Hanoi is an ancient city; 1016 years old. This means that in much of the old city, sidewalks are minuscule, uneven or non-existent.  In places the roots of trees have asserted their status, bursting through the pavement.  While visually compelling, it’s treacherous for walking.

sidewalk/road/small shop

In terms of human activity, sidewalks are parking lots for motorbikes, a place to do business and a spot or the citizens of this fine city to relax.  Remember there’s at least 8 million of them.  Each day, thousands of small restaurants and cafes set up and close down on the pavement.  It’s a place to get a 30 cent glass of Tra Da (iced tea), a Pho, or some sticky rice wrapped in banana leaf.  In addition to the places you can eat that open and close each day, existing restaurants extend out onto sidewalks with plastic tables and chairs. Existing businesses also open up onto the sidewalk; racks of clothing, puppies

haircut 2
roadside Barbershop

in cages and bags of buttons are carted in and out of shops every day.  It’s quite possible that there are millions of small businesses who’s only address is the sidewalk. Tim has had his hair cut on the street, next to a key cutter, next to a women selling some kind of lottery ticket. Sidewalks (and roads) are also the people’s patios.  (It can be hard to distinguish a sidewalk from a road). People put out chairs to sit around and chat or play chess.  As I said earlier, sidewalks are for many things here, but they are not for walking.

The ambiguity between a sidewalk and road is very hard for a foreigner to grasp.
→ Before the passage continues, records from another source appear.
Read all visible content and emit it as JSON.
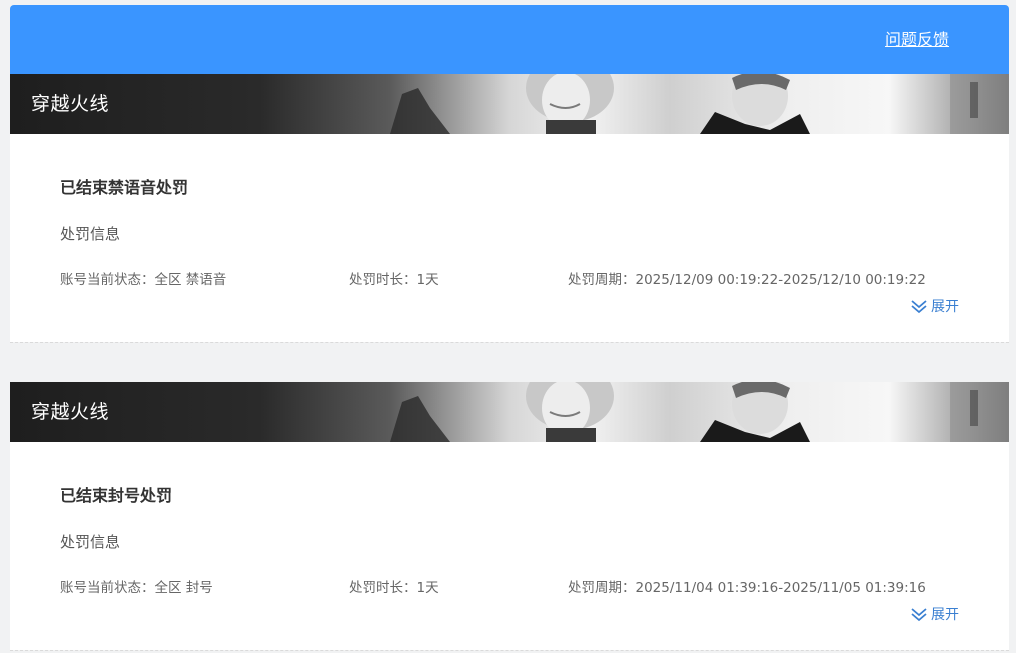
{
  "header": {
    "feedback_label": "问题反馈"
  },
  "records": [
    {
      "game_title": "穿越火线",
      "penalty_title": "已结束禁语音处罚",
      "section_label": "处罚信息",
      "status_label": "账号当前状态：",
      "status_value": "全区 禁语音",
      "duration_label": "处罚时长：",
      "duration_value": "1天",
      "period_label": "处罚周期：",
      "period_value": "2025/12/09 00:19:22-2025/12/10 00:19:22",
      "expand_label": "展开"
    },
    {
      "game_title": "穿越火线",
      "penalty_title": "已结束封号处罚",
      "section_label": "处罚信息",
      "status_label": "账号当前状态：",
      "status_value": "全区 封号",
      "duration_label": "处罚时长：",
      "duration_value": "1天",
      "period_label": "处罚周期：",
      "period_value": "2025/11/04 01:39:16-2025/11/05 01:39:16",
      "expand_label": "展开"
    }
  ],
  "colors": {
    "header_bg": "#3a95ff",
    "link": "#3a7fd1",
    "title_text": "#333333",
    "meta_text": "#666666"
  },
  "icons": {
    "expand": "double-chevron-down-icon"
  }
}
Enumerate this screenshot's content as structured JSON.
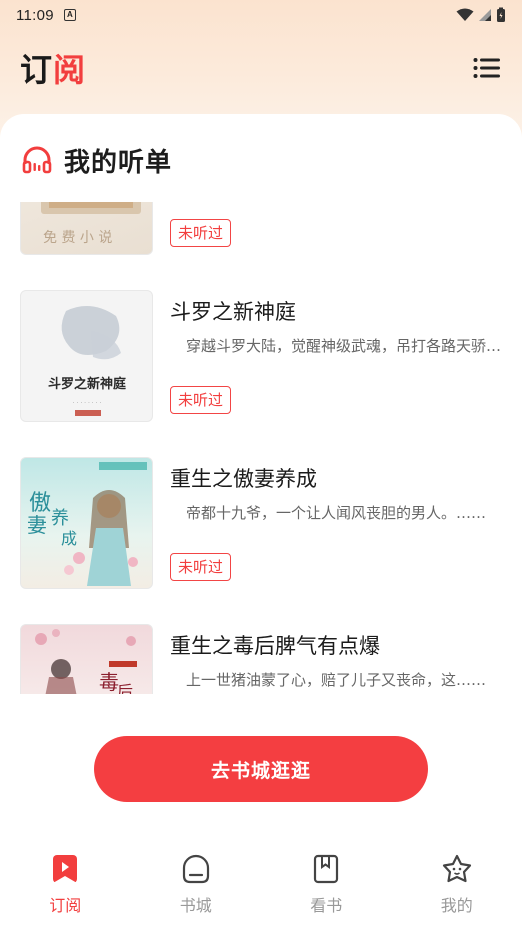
{
  "status_bar": {
    "time": "11:09"
  },
  "header": {
    "title_part1": "订",
    "title_part2": "阅"
  },
  "section": {
    "title": "我的听单"
  },
  "books": [
    {
      "title": "",
      "desc": "",
      "tag": "未听过",
      "cover_text": "免费小说"
    },
    {
      "title": "斗罗之新神庭",
      "desc": "穿越斗罗大陆，觉醒神级武魂，吊打各路天骄……",
      "tag": "未听过",
      "cover_text": "斗罗之新神庭"
    },
    {
      "title": "重生之傲妻养成",
      "desc": "帝都十九爷，一个让人闻风丧胆的男人。……",
      "tag": "未听过",
      "cover_text": "傲妻养成"
    },
    {
      "title": "重生之毒后脾气有点爆",
      "desc": "上一世猪油蒙了心，赔了儿子又丧命，这……",
      "tag": "",
      "cover_text": "毒后"
    }
  ],
  "cta": {
    "label": "去书城逛逛"
  },
  "nav": [
    {
      "label": "订阅",
      "icon": "bookmark-icon",
      "active": true
    },
    {
      "label": "书城",
      "icon": "bookstore-icon",
      "active": false
    },
    {
      "label": "看书",
      "icon": "book-icon",
      "active": false
    },
    {
      "label": "我的",
      "icon": "profile-star-icon",
      "active": false
    }
  ],
  "colors": {
    "accent": "#f23e3e",
    "cta": "#f43e41"
  }
}
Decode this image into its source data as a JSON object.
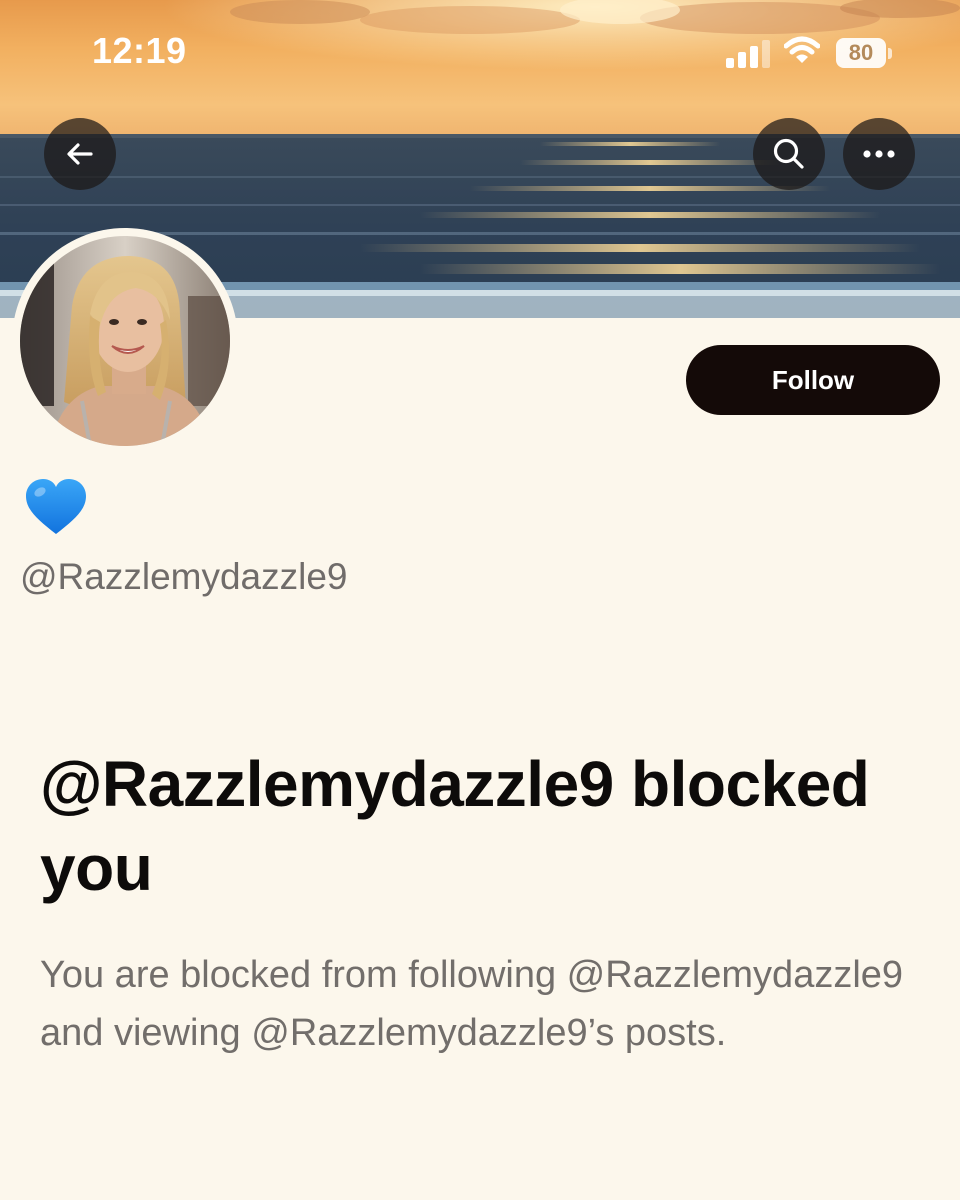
{
  "status_bar": {
    "time": "12:19",
    "battery_level": "80",
    "icons": [
      "signal-bars-icon",
      "wifi-icon",
      "battery-icon"
    ]
  },
  "header": {
    "back_icon": "arrow-left-icon",
    "search_icon": "search-icon",
    "more_icon": "more-horizontal-icon"
  },
  "profile": {
    "display_name_emoji": "blue-heart",
    "handle": "@Razzlemydazzle9",
    "follow_label": "Follow"
  },
  "blocked": {
    "title": "@Razzlemydazzle9 blocked you",
    "message": "You are blocked from following @Razzlemydazzle9 and viewing @Razzlemydazzle9’s posts."
  },
  "colors": {
    "background": "#fcf7ec",
    "follow_button": "#140a08",
    "title_text": "#0d0b0a",
    "secondary_text": "#706c6a",
    "heart": "#1c8cf0"
  }
}
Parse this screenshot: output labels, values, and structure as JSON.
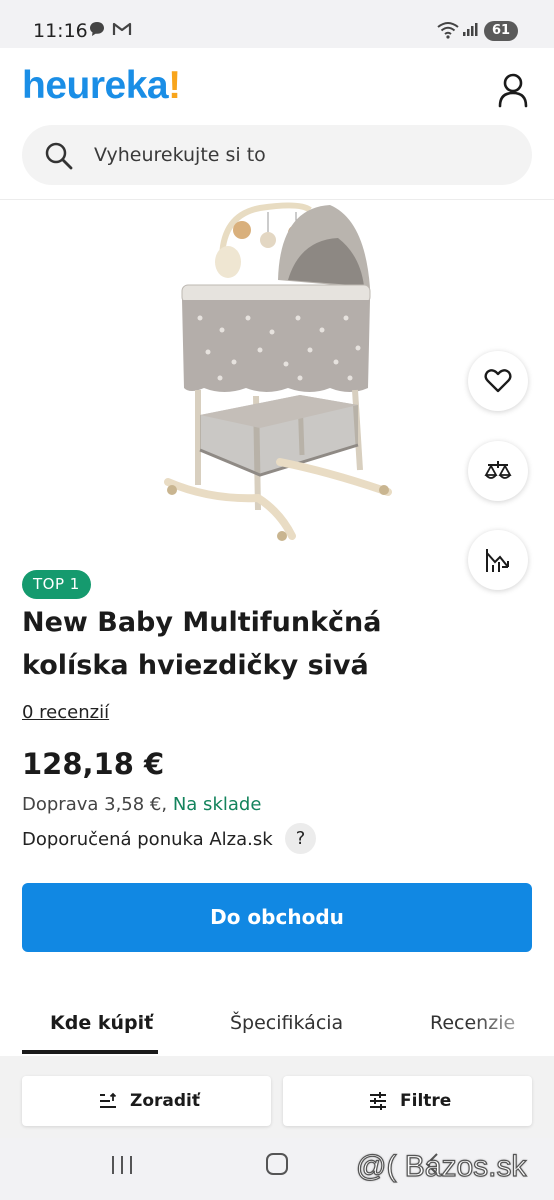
{
  "status_bar": {
    "time": "11:16",
    "battery": "61"
  },
  "header": {
    "logo_main": "heureka",
    "logo_bang": "!",
    "search_placeholder": "Vyheurekujte si to"
  },
  "product": {
    "badge": "TOP 1",
    "title": "New Baby Multifunkčná kolíska hviezdičky sivá",
    "reviews": "0 recenzií",
    "price": "128,18 €",
    "delivery_prefix": "Doprava 3,58 €,",
    "stock": "Na sklade",
    "offer": "Doporučená ponuka Alza.sk",
    "help": "?"
  },
  "cta": {
    "label": "Do obchodu"
  },
  "tabs": [
    {
      "label": "Kde kúpiť",
      "active": true
    },
    {
      "label": "Špecifikácia",
      "active": false
    },
    {
      "label": "Recenzie",
      "active": false
    }
  ],
  "controls": {
    "sort_label": "Zoradiť",
    "filter_label": "Filtre"
  },
  "watermark": "@( Bazos.sk",
  "colors": {
    "brand_blue": "#1a8ee6",
    "brand_orange": "#f8a51c",
    "cta_blue": "#1188e3",
    "badge_green": "#159a6e",
    "stock_green": "#13835c"
  },
  "icons": [
    "heart-icon",
    "compare-icon",
    "price-history-icon",
    "search-icon",
    "user-icon",
    "sort-icon",
    "filter-icon"
  ]
}
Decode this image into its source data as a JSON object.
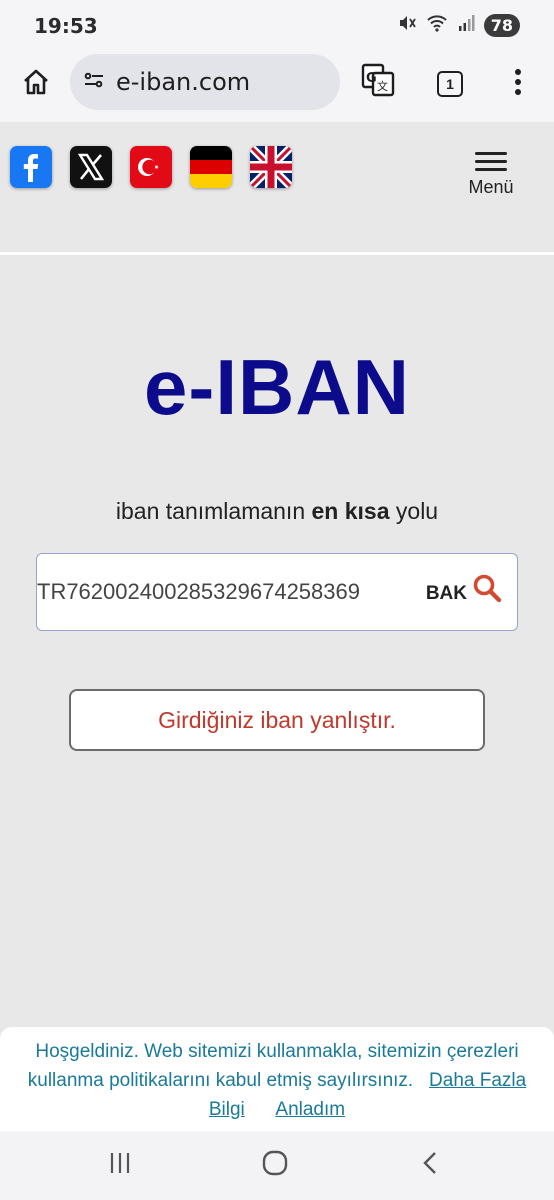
{
  "status_bar": {
    "time": "19:53",
    "battery": "78",
    "icons": [
      "mute-icon",
      "wifi-icon",
      "signal-icon"
    ]
  },
  "browser": {
    "url": "e-iban.com",
    "tab_count": "1",
    "icons": [
      "home-icon",
      "site-settings-icon",
      "translate-icon",
      "tabs-icon",
      "more-vert-icon"
    ]
  },
  "header": {
    "social": [
      "facebook",
      "x-twitter",
      "turkish-flag",
      "german-flag",
      "uk-flag"
    ],
    "menu_label": "Menü"
  },
  "main": {
    "logo": "e-IBAN",
    "tagline_prefix": "iban tanımlamanın ",
    "tagline_bold": "en kısa",
    "tagline_suffix": " yolu",
    "search_value": "TR762002400285329674258369",
    "search_button": "BAK",
    "error_message": "Girdiğiniz iban yanlıştır."
  },
  "cookie_banner": {
    "text": "Hoşgeldiniz. Web sitemizi kullanmakla, sitemizin çerezleri kullanma politikalarını kabul etmiş sayılırsınız.",
    "more_link": "Daha Fazla Bilgi",
    "accept_link": "Anladım"
  },
  "colors": {
    "logo": "#0b0b8c",
    "error": "#c0392b",
    "cookie_link": "#1a7a9a",
    "page_bg": "#e8e8e8"
  }
}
But the ultimate challenge is the absence of rules in intersections.  There are lights in major intersections, but turning  left is hair raising as both directions do it at the same time and there is no such thing as a lane. It’s not an experience you want to have with some-one who’s anxious.

For the places there are no lights, which is most intersections, you’re completely and utterly on your own, flung out into a web of moving vehicles.  I mean it.  The  Vietnamese don’t use STOP SIGNS! For me this is the scariest place to be when riding a motorbike.  My driving instructor Tim, says whatever you do, don’t stop.  Slow down yes, but keep moving.  That doesn’t mean, your heart can’t stop…mine has, a couple of times.

notice the signs; none say ‘stop’

On top of all these shenanigans is the distraction of what you are seeing all around you. Motorbikes carrying 4 people and two dogs, or the transporting of cargo that is so large and heavy you can’t help but marvel at the feat. You never know what you’ll see and if you’re concerned about how well a load has been secured, you shouldn’t be driving. You’ll never find peace. I’ve learned to focus on the few feet in front of me and around me and nothing more.

one lucky guy
a common sight








I started by saying that Traffic is scary shit.  It still is for me…and I’m going to continue to think and feel that way because it will keep me on my toes. I have taken a driving lesson and tried to stash my Western notions of how safety and traffic should work. I have also considered not driving in this country at all.  But that’s not the right answer either.  For now, I’m just going day by day, and trying to force myself to practice and stay focussed, and to take deep deep breaths.

A typical load
give me a guess
give me a guess as to what it is









blue jugs
it works